Data items:
· · · · ·

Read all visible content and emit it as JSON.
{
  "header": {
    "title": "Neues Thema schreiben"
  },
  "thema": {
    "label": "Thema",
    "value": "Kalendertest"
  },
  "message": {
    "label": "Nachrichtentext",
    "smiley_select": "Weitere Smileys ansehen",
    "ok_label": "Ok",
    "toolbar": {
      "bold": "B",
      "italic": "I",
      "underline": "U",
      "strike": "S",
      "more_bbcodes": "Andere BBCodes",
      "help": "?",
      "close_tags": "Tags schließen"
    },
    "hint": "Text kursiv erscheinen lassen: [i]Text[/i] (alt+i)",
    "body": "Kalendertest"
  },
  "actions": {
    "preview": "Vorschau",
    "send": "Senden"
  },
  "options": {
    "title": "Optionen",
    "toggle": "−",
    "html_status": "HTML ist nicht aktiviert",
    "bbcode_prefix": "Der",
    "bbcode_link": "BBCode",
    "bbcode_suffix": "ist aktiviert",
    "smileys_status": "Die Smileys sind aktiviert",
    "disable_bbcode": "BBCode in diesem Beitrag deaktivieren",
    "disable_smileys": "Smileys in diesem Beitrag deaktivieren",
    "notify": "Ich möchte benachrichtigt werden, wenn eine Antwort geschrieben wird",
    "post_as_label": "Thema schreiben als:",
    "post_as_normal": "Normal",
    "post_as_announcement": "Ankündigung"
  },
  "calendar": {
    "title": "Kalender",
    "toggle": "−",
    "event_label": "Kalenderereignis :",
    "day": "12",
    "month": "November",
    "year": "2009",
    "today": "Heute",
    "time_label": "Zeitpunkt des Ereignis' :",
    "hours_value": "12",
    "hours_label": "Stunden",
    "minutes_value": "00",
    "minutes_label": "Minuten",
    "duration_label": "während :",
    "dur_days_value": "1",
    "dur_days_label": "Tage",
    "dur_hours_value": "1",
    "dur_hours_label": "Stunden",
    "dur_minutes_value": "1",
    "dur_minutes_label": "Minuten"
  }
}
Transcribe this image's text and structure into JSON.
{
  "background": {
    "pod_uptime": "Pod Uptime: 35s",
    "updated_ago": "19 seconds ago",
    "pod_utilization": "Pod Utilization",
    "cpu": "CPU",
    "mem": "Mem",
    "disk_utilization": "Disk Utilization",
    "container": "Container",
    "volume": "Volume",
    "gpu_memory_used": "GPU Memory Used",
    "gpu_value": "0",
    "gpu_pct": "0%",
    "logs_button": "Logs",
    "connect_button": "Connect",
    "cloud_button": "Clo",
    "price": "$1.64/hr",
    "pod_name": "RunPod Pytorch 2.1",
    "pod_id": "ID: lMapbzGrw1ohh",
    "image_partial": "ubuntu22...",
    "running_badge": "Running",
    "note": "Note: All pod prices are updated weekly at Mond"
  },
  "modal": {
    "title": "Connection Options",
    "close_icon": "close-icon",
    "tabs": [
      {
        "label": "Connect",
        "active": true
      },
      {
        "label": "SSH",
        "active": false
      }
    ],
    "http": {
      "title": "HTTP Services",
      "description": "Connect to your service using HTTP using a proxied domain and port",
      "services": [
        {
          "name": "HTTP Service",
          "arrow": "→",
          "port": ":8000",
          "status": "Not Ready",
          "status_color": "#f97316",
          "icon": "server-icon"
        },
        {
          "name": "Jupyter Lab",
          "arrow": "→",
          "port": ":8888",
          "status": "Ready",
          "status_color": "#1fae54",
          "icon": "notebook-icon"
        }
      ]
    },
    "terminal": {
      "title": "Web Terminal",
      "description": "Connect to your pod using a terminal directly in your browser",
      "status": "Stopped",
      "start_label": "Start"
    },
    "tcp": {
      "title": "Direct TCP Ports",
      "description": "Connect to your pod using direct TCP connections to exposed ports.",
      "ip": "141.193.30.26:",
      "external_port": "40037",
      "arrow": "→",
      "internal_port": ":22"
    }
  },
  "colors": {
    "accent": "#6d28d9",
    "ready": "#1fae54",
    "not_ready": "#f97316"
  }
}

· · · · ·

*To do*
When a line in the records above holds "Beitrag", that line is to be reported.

*Result below*
    "disable_bbcode": "BBCode in diesem Beitrag deaktivieren",
    "disable_smileys": "Smileys in diesem Beitrag deaktivieren",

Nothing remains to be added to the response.